In 2003 he won his third Golden Damper Award with a performance of Bobby Miller’s, “Raymond” in the Traditional Section and gained Second Place in the Original Section with his own poem, “All Present and Correct”, a tribute to the last Anzac, Alex Campbell.

These Golden Damper Awards are to Bush Poetry what the Golden Guitars are to Country Music. He also won First Place at the John O’Brien Festival in Narrandera for Written Bush Poetry in the traditional section with, “Jack Riley — Bushman Game” and First Place in the comedy section with, “Both Ladies Wore Red”. His highest achievement as a bush poet to date, is winning the 2003 Australian Championship at Mulwala. This required the performance of six poems in two days of competition. This is Australia’s highest award for a performing bush poet.

Noel is active in the local scene encouraging newcomers and peers and served as the President of the Australian Bush Poets Association for four years.

In 2009, Noel’s first children’s book “The Bush Animals Band” was awarded the Australian Bush Laureate Award for the ‘Best Children’s Poem of the Year’. He has also published his second children’s book “See What I See in the Sea”.

Noel has a strong belief that, if we want to know who we are and where we are going; then we need to know who we were and where we came from. Thus the importance of our traditional bush poetry.
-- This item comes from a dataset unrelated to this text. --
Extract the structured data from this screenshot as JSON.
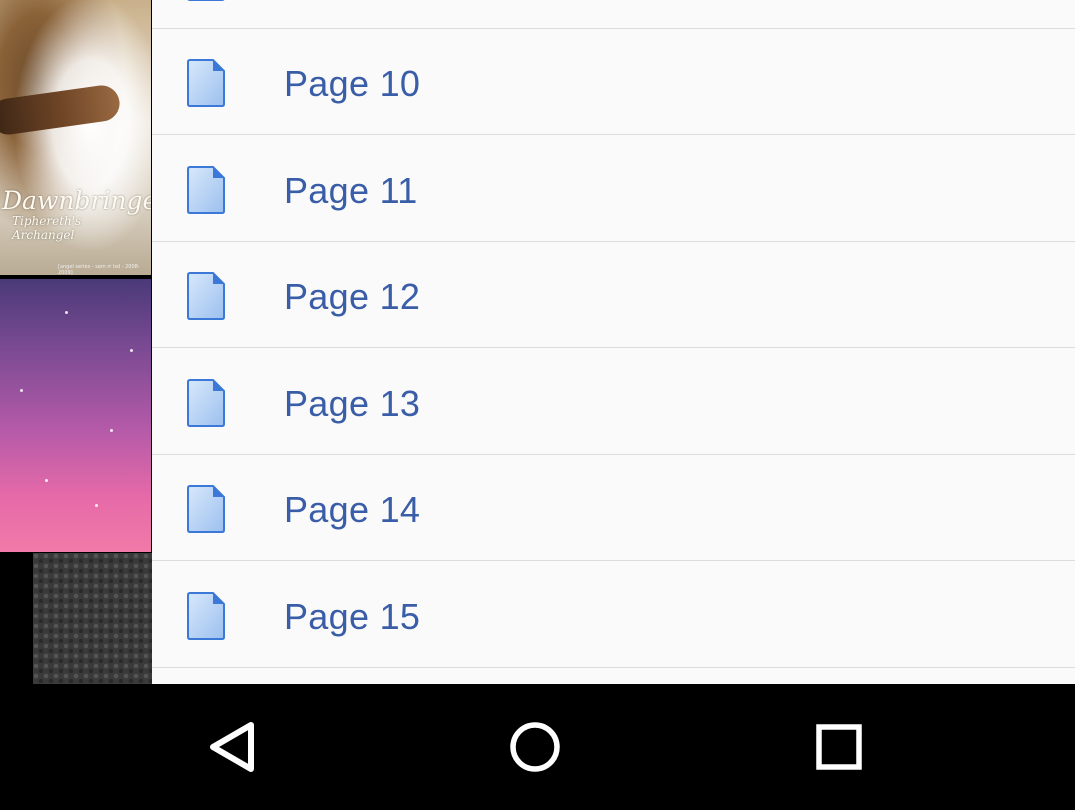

Read his article Performance Tips.

Visit Noel’s website.